Task brief.
Copy every line of the following data that includes the string "JSON".

[Provided material — start]

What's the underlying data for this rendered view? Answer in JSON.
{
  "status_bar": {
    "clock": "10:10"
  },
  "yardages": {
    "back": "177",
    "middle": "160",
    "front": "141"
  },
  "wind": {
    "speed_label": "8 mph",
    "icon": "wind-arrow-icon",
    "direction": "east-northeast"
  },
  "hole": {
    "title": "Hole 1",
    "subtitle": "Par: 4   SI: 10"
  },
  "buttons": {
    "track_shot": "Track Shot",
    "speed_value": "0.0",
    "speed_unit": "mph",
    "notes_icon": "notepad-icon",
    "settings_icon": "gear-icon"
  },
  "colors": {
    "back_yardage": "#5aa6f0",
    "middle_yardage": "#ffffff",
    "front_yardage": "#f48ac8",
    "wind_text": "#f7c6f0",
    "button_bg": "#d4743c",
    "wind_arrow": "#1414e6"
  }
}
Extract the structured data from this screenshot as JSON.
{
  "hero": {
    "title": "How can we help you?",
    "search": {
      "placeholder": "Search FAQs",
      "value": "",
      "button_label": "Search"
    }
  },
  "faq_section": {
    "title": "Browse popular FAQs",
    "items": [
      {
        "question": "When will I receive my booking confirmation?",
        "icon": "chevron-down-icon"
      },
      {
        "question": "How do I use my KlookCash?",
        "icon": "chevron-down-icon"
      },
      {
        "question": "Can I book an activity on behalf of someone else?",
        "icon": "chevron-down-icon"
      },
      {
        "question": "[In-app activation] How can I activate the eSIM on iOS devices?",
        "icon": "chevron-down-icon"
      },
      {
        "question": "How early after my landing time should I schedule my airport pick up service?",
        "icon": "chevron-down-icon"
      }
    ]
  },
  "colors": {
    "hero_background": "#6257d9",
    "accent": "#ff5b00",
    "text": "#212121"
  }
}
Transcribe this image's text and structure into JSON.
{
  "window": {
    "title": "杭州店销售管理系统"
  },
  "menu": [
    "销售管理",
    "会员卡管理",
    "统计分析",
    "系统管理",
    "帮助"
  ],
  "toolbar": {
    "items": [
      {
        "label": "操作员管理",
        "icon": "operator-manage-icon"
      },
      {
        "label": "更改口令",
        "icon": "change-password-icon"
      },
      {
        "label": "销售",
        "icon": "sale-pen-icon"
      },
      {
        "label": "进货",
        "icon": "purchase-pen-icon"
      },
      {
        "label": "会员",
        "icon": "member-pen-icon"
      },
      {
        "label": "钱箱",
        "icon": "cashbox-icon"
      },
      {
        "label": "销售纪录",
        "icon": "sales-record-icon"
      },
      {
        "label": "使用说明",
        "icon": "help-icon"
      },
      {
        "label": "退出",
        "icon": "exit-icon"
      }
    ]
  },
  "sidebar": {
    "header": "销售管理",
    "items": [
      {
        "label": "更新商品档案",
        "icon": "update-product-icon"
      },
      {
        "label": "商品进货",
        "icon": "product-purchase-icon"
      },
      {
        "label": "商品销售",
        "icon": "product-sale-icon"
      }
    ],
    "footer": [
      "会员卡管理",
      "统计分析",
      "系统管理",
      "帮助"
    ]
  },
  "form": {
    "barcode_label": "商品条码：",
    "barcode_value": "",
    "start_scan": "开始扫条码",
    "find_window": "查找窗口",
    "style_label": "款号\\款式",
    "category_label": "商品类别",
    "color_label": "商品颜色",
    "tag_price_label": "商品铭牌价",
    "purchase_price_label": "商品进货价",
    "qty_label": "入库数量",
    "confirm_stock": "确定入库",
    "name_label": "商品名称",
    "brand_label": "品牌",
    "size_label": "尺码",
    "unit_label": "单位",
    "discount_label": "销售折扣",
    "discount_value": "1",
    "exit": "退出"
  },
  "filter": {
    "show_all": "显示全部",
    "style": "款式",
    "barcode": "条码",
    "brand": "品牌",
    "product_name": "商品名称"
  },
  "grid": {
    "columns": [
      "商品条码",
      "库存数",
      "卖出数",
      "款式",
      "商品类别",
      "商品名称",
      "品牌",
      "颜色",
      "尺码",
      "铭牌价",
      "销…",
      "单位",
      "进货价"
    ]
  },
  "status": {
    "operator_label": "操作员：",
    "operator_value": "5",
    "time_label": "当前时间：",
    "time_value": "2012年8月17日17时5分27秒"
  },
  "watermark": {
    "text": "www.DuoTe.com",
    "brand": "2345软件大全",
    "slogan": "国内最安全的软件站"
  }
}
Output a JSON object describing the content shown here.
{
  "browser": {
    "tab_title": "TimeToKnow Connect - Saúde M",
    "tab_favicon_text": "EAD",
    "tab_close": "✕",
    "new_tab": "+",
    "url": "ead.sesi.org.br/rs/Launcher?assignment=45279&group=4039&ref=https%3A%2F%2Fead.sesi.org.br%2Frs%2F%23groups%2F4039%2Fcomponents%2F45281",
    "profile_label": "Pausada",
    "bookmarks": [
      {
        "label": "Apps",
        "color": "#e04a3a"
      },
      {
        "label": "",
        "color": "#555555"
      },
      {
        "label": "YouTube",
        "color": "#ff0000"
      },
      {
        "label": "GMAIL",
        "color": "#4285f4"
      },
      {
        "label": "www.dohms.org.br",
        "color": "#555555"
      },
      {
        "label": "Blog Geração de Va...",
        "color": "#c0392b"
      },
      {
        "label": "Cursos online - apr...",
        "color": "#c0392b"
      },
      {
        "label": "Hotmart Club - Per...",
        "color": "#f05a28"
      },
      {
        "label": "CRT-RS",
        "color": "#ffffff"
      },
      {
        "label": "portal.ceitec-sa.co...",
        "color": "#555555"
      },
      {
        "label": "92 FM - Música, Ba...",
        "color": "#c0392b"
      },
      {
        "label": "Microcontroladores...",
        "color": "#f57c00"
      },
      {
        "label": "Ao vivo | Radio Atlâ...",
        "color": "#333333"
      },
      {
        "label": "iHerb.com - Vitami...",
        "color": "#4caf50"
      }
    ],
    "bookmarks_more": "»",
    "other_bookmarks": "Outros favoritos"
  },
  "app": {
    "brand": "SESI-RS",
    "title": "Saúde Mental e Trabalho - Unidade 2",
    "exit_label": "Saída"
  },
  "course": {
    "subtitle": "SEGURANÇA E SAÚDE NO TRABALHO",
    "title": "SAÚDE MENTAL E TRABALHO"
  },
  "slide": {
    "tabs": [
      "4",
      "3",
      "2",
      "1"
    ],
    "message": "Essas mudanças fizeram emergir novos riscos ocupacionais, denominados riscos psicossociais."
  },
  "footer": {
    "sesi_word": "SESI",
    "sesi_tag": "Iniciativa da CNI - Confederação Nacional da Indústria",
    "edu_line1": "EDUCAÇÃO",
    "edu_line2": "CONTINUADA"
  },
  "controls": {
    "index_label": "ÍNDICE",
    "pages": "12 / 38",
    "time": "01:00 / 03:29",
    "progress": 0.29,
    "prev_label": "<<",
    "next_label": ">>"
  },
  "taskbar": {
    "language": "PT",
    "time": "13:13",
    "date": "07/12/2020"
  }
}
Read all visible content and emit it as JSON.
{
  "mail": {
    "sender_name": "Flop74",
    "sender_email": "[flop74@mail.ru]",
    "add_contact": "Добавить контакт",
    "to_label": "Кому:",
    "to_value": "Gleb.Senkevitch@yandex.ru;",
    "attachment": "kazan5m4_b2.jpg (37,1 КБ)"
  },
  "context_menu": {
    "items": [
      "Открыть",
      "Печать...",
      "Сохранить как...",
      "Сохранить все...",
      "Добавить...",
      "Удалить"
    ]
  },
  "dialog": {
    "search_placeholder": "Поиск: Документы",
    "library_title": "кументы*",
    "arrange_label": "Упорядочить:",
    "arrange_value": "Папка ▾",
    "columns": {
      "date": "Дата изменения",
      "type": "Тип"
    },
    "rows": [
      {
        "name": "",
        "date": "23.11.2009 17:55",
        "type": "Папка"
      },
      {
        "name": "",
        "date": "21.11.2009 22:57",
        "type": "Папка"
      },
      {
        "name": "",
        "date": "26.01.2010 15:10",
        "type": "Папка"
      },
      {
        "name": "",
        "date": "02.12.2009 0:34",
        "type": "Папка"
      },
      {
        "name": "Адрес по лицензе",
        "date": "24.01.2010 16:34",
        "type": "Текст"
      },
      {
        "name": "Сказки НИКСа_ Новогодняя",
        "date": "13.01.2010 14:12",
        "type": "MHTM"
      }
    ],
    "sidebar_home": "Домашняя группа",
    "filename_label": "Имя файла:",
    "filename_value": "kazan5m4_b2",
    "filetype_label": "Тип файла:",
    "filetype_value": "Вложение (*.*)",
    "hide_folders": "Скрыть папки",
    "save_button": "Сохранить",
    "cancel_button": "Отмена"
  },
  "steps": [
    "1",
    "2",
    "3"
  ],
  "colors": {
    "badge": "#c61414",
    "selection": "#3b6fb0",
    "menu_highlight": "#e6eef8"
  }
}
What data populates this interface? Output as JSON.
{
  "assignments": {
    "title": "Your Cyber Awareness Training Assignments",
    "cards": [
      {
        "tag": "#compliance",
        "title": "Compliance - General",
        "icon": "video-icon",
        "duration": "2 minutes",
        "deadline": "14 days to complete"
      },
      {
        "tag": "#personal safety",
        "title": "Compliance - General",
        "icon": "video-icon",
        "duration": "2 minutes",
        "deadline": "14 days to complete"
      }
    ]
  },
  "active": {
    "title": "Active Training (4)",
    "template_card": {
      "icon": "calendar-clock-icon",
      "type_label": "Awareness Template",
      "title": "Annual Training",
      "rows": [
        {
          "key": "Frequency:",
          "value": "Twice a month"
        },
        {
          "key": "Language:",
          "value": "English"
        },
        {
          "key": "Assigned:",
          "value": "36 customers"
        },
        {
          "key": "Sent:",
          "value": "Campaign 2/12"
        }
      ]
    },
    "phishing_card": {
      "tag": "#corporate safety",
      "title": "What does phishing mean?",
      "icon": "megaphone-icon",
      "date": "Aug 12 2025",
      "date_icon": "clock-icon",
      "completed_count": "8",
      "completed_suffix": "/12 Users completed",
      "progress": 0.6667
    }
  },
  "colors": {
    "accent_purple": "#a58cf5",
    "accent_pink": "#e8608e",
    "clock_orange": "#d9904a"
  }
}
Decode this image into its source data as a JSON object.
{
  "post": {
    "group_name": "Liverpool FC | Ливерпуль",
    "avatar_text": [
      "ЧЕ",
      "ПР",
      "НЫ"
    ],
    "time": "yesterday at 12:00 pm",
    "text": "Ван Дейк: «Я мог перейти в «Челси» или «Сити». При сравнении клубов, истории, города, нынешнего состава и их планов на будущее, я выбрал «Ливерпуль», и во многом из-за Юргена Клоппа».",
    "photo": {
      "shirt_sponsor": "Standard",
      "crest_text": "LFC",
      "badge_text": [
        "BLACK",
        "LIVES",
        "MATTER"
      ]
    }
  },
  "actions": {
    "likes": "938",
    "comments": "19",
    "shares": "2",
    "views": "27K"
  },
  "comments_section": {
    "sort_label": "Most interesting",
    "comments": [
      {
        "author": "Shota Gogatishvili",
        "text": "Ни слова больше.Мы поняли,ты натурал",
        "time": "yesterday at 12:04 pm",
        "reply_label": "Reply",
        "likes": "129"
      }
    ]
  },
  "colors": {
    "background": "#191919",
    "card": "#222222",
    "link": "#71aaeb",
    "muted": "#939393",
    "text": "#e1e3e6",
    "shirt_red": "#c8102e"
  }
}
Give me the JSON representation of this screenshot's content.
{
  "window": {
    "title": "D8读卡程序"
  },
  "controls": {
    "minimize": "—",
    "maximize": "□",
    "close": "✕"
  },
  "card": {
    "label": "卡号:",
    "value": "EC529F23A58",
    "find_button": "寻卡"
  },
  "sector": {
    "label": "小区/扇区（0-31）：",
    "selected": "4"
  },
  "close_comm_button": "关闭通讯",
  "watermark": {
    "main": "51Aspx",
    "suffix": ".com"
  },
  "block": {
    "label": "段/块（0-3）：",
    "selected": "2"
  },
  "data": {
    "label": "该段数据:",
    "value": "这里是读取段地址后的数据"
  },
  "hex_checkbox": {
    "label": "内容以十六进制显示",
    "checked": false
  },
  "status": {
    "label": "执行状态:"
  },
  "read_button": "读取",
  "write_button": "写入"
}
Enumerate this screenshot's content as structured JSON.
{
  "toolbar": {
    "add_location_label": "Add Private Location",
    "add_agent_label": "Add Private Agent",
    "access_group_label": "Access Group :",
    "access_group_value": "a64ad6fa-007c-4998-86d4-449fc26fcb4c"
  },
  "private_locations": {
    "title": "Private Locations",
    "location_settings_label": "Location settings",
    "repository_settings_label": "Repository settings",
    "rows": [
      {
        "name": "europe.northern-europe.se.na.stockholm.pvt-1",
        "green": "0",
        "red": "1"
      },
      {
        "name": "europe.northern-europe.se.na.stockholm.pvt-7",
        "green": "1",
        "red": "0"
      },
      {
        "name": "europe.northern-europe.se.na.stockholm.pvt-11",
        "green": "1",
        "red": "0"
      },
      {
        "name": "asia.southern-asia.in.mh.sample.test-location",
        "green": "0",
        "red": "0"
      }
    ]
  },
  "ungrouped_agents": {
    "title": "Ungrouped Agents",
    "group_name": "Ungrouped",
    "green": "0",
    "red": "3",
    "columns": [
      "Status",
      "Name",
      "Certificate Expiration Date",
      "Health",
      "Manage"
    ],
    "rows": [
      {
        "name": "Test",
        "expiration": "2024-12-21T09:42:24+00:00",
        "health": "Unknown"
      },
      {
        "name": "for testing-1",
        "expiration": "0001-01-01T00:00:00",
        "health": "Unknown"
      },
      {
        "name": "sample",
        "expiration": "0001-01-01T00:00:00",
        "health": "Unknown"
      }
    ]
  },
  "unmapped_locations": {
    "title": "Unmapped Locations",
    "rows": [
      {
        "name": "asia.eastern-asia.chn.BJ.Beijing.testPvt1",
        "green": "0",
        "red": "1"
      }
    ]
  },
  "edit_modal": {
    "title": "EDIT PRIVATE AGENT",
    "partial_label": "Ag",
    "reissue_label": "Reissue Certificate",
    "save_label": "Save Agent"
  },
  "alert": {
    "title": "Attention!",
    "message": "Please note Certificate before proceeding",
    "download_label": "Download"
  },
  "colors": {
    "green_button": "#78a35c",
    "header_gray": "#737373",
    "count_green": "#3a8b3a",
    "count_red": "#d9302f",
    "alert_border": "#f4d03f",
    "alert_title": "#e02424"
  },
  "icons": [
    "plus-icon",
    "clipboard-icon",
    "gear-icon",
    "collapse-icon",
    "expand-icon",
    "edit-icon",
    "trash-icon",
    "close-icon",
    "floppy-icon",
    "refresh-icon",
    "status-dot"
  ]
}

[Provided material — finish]

Answer below.
What's the underlying data for this rendered view? Answer in JSON.
Extract the structured data from this screenshot as JSON.
Transcribe this image's text and structure into JSON.
Output a JSON object describing the content shown here.
Read all visible content and emit it as JSON.
What data populates this interface? Output as JSON.
Decode this image into its source data as a JSON object.
Give me the JSON representation of this screenshot's content.
Enumerate this screenshot's content as structured JSON.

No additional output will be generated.